### WHAT YOU SHOULD DO:
Return all of the data that follows precisely, leaving every image out.

Data excerpts:
Start of Block

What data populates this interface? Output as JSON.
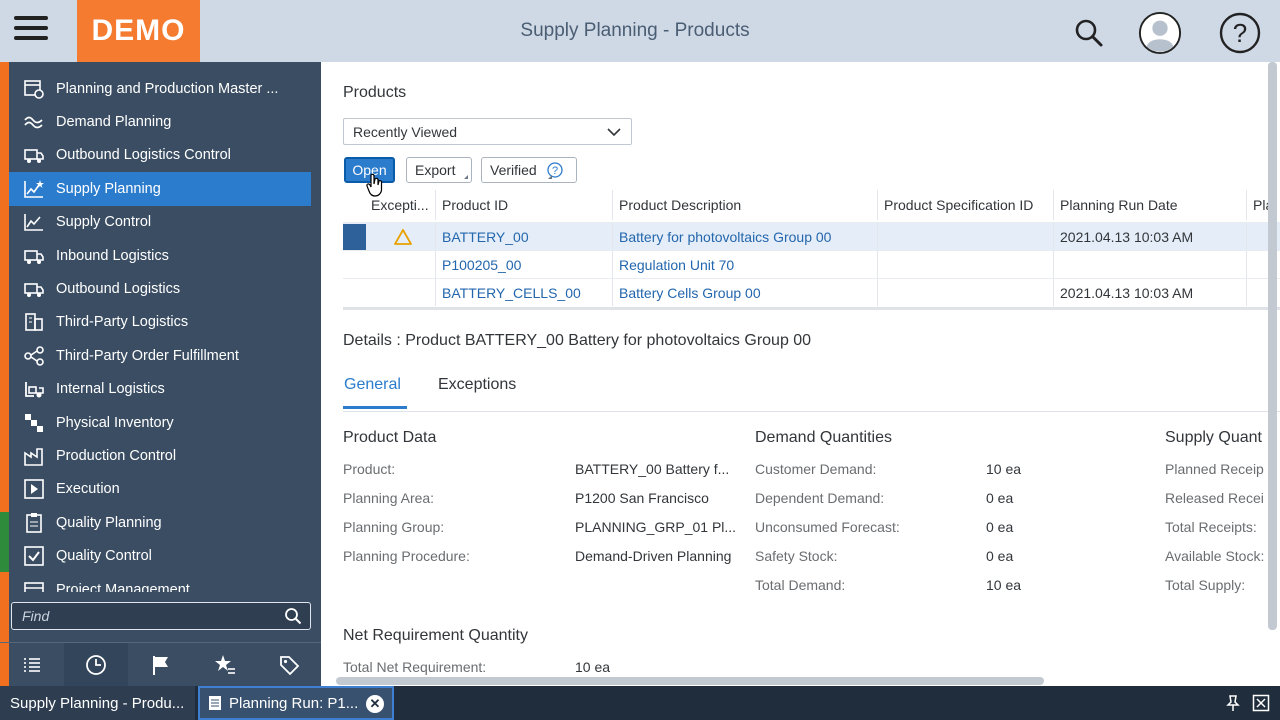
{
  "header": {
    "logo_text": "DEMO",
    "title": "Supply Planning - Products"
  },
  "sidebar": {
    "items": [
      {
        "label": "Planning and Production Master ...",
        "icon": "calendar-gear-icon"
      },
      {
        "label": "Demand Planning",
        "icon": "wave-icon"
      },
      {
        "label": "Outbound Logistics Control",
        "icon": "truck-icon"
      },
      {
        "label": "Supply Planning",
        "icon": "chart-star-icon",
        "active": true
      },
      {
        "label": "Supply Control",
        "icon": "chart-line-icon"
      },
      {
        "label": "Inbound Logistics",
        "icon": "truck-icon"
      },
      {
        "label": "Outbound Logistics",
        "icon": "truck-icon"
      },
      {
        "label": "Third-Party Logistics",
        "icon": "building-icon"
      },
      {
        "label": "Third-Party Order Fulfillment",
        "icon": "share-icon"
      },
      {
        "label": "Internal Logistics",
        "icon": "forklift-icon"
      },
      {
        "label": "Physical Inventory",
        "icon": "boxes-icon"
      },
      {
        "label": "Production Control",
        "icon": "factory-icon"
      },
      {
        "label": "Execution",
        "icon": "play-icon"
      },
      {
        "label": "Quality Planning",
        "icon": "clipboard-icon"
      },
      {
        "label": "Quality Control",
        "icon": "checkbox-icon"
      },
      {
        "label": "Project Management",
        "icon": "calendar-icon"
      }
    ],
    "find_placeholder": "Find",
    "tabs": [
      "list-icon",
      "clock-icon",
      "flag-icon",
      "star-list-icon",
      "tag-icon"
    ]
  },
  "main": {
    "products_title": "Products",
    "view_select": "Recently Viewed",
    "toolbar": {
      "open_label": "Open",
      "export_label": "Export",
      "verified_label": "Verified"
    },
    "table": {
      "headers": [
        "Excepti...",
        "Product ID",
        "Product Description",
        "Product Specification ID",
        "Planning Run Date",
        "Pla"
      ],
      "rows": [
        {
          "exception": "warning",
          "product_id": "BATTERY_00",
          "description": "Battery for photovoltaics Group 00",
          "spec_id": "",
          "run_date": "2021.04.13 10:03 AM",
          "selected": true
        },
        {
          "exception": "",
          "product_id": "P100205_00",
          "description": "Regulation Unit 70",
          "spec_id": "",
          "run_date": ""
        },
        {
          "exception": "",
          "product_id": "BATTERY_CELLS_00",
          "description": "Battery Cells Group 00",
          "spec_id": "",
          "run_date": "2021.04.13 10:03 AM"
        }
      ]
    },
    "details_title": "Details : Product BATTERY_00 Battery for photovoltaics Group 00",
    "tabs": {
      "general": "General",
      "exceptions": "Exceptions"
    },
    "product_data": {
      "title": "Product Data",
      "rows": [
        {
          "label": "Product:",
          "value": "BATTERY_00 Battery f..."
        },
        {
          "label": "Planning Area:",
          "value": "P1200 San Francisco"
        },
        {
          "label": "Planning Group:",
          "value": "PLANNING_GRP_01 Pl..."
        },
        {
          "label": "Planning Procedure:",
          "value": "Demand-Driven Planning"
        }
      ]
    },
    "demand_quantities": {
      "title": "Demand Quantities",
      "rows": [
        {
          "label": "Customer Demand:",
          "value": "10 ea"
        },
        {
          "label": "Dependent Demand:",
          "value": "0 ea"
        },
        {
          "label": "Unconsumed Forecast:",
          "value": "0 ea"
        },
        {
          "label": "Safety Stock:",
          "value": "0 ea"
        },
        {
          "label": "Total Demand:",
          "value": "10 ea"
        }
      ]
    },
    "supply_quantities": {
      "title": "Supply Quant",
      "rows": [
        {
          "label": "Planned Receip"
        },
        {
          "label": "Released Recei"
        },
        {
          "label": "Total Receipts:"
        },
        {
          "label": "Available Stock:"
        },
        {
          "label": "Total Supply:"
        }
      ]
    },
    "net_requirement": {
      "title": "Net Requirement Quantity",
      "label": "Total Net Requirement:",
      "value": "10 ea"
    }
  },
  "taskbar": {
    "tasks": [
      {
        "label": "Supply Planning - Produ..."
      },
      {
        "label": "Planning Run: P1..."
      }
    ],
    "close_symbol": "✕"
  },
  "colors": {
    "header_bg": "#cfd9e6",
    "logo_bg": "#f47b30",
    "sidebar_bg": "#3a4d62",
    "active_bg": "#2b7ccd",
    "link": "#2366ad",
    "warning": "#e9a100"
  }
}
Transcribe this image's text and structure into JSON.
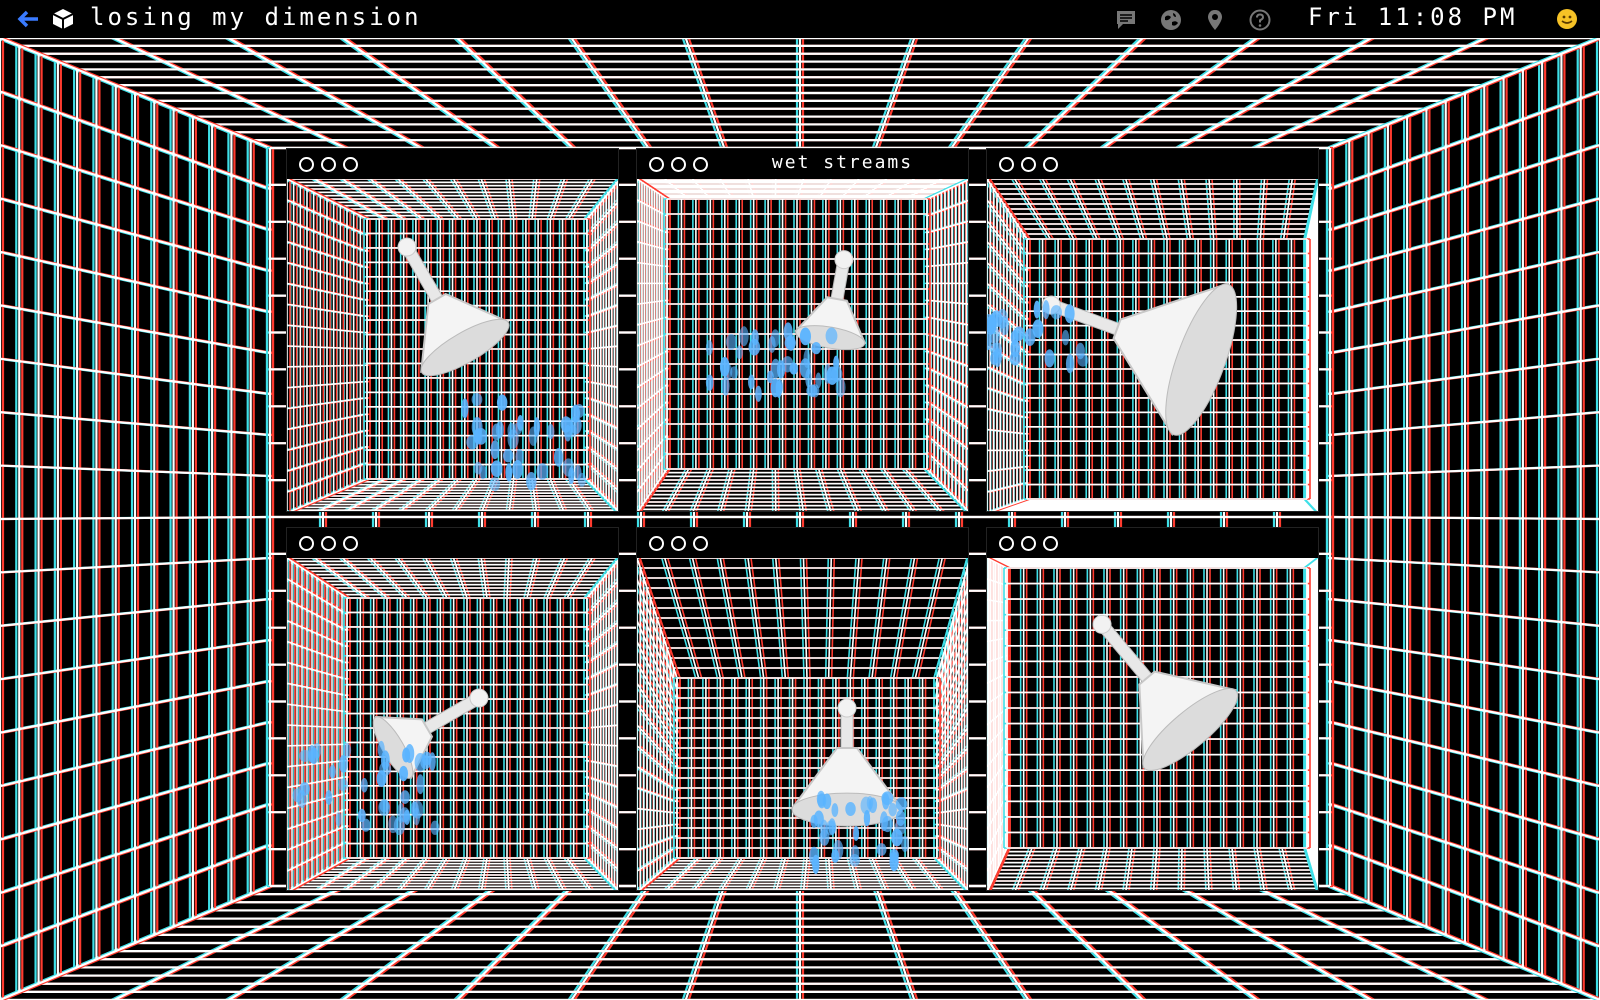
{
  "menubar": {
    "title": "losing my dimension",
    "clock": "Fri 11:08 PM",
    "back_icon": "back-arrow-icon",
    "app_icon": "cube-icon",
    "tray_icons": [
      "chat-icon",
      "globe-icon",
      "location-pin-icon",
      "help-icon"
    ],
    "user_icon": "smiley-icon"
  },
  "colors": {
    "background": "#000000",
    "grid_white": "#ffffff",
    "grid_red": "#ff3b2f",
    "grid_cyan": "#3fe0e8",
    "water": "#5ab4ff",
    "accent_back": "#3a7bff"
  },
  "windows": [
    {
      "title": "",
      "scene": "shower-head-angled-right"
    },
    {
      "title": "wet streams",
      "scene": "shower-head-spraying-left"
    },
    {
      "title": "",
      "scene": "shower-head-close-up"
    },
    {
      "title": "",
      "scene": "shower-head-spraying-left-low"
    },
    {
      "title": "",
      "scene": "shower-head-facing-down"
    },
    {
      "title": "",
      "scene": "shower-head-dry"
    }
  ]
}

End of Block

### TASK RESPONSE:
What data populates this interface? Output as JSON.
{
  "header": {
    "logo_text": "DEMO",
    "title": "Supply Planning - Products"
  },
  "sidebar": {
    "items": [
      {
        "label": "Planning and Production Master ...",
        "icon": "calendar-gear-icon"
      },
      {
        "label": "Demand Planning",
        "icon": "wave-icon"
      },
      {
        "label": "Outbound Logistics Control",
        "icon": "truck-icon"
      },
      {
        "label": "Supply Planning",
        "icon": "chart-star-icon",
        "active": true
      },
      {
        "label": "Supply Control",
        "icon": "chart-line-icon"
      },
      {
        "label": "Inbound Logistics",
        "icon": "truck-icon"
      },
      {
        "label": "Outbound Logistics",
        "icon": "truck-icon"
      },
      {
        "label": "Third-Party Logistics",
        "icon": "building-icon"
      },
      {
        "label": "Third-Party Order Fulfillment",
        "icon": "share-icon"
      },
      {
        "label": "Internal Logistics",
        "icon": "forklift-icon"
      },
      {
        "label": "Physical Inventory",
        "icon": "boxes-icon"
      },
      {
        "label": "Production Control",
        "icon": "factory-icon"
      },
      {
        "label": "Execution",
        "icon": "play-icon"
      },
      {
        "label": "Quality Planning",
        "icon": "clipboard-icon"
      },
      {
        "label": "Quality Control",
        "icon": "checkbox-icon"
      },
      {
        "label": "Project Management",
        "icon": "calendar-icon"
      }
    ],
    "find_placeholder": "Find",
    "tabs": [
      "list-icon",
      "clock-icon",
      "flag-icon",
      "star-list-icon",
      "tag-icon"
    ]
  },
  "main": {
    "products_title": "Products",
    "view_select": "Recently Viewed",
    "toolbar": {
      "open_label": "Open",
      "export_label": "Export",
      "verified_label": "Verified"
    },
    "table": {
      "headers": [
        "Excepti...",
        "Product ID",
        "Product Description",
        "Product Specification ID",
        "Planning Run Date",
        "Pla"
      ],
      "rows": [
        {
          "exception": "warning",
          "product_id": "BATTERY_00",
          "description": "Battery for photovoltaics Group 00",
          "spec_id": "",
          "run_date": "2021.04.13 10:03 AM",
          "selected": true
        },
        {
          "exception": "",
          "product_id": "P100205_00",
          "description": "Regulation Unit 70",
          "spec_id": "",
          "run_date": ""
        },
        {
          "exception": "",
          "product_id": "BATTERY_CELLS_00",
          "description": "Battery Cells Group 00",
          "spec_id": "",
          "run_date": "2021.04.13 10:03 AM"
        }
      ]
    },
    "details_title": "Details : Product BATTERY_00 Battery for photovoltaics Group 00",
    "tabs": {
      "general": "General",
      "exceptions": "Exceptions"
    },
    "product_data": {
      "title": "Product Data",
      "rows": [
        {
          "label": "Product:",
          "value": "BATTERY_00 Battery f..."
        },
        {
          "label": "Planning Area:",
          "value": "P1200 San Francisco"
        },
        {
          "label": "Planning Group:",
          "value": "PLANNING_GRP_01 Pl..."
        },
        {
          "label": "Planning Procedure:",
          "value": "Demand-Driven Planning"
        }
      ]
    },
    "demand_quantities": {
      "title": "Demand Quantities",
      "rows": [
        {
          "label": "Customer Demand:",
          "value": "10 ea"
        },
        {
          "label": "Dependent Demand:",
          "value": "0 ea"
        },
        {
          "label": "Unconsumed Forecast:",
          "value": "0 ea"
        },
        {
          "label": "Safety Stock:",
          "value": "0 ea"
        },
        {
          "label": "Total Demand:",
          "value": "10 ea"
        }
      ]
    },
    "supply_quantities": {
      "title": "Supply Quant",
      "rows": [
        {
          "label": "Planned Receip"
        },
        {
          "label": "Released Recei"
        },
        {
          "label": "Total Receipts:"
        },
        {
          "label": "Available Stock:"
        },
        {
          "label": "Total Supply:"
        }
      ]
    },
    "net_requirement": {
      "title": "Net Requirement Quantity",
      "label": "Total Net Requirement:",
      "value": "10 ea"
    }
  },
  "taskbar": {
    "tasks": [
      {
        "label": "Supply Planning - Produ..."
      },
      {
        "label": "Planning Run: P1..."
      }
    ],
    "close_symbol": "✕"
  },
  "colors": {
    "header_bg": "#cfd9e6",
    "logo_bg": "#f47b30",
    "sidebar_bg": "#3a4d62",
    "active_bg": "#2b7ccd",
    "link": "#2366ad",
    "warning": "#e9a100"
  }
}
Transcribe this image's text and structure into JSON.
{
  "menubar": {
    "title": "losing my dimension",
    "clock": "Fri 11:08 PM",
    "back_icon": "back-arrow-icon",
    "app_icon": "cube-icon",
    "tray_icons": [
      "chat-icon",
      "globe-icon",
      "location-pin-icon",
      "help-icon"
    ],
    "user_icon": "smiley-icon"
  },
  "colors": {
    "background": "#000000",
    "grid_white": "#ffffff",
    "grid_red": "#ff3b2f",
    "grid_cyan": "#3fe0e8",
    "water": "#5ab4ff",
    "accent_back": "#3a7bff"
  },
  "windows": [
    {
      "title": "",
      "scene": "shower-head-angled-right"
    },
    {
      "title": "wet streams",
      "scene": "shower-head-spraying-left"
    },
    {
      "title": "",
      "scene": "shower-head-close-up"
    },
    {
      "title": "",
      "scene": "shower-head-spraying-left-low"
    },
    {
      "title": "",
      "scene": "shower-head-facing-down"
    },
    {
      "title": "",
      "scene": "shower-head-dry"
    }
  ]
}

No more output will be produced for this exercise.